On April 13, 2016, the U.S. Court of Appeals for the Second Circuit certified to the New York Court of Appeals the following question: “Is there a right of public performance for creators of sound recordings under New York law and, if so, what is the nature and scope of that right?” On September 1, 2016, we filed an amicus with Pandora and the NY SRA before the New York Court of Appeals on that question. We argued that New York common law did not apply to pre-1972 recordings and, therefore, there is no New York specific requirement for restaurants to pay additional fees to play them.

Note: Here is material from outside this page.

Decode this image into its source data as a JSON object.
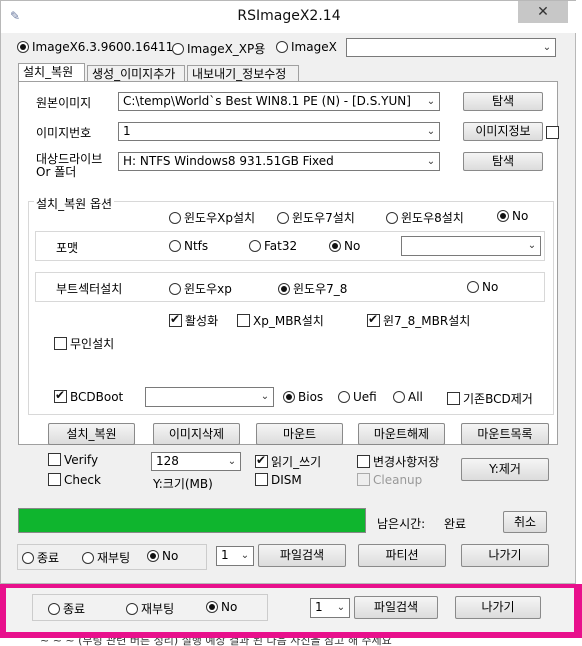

In December 2016, the National Association of Broadcasters and a group of intellectual property law professors also filed amici curiae briefs voicing similar arguments in opposition to the allegations put forward by the plaintiffs. On December 28, 2016, a majority of the New York Court of Appeals agreed with our argument and found that “New York common-law copyright does not recognize a right of public performance for creators of sound recordings.” The parties were directed to submit a letter brief to the Second Circuit addressing the effect of the New York Court of Appeals’ decision on the case. The parties did so on Monday, January 16, 2017. The Second Circuit on February 16, 2017, made official what New York’s highest court said in December 2016, i.e., state law does not require radio companies like Sirius XM, and the restaurants that use them, to pay millions in new royalties to play songs recorded before 1972.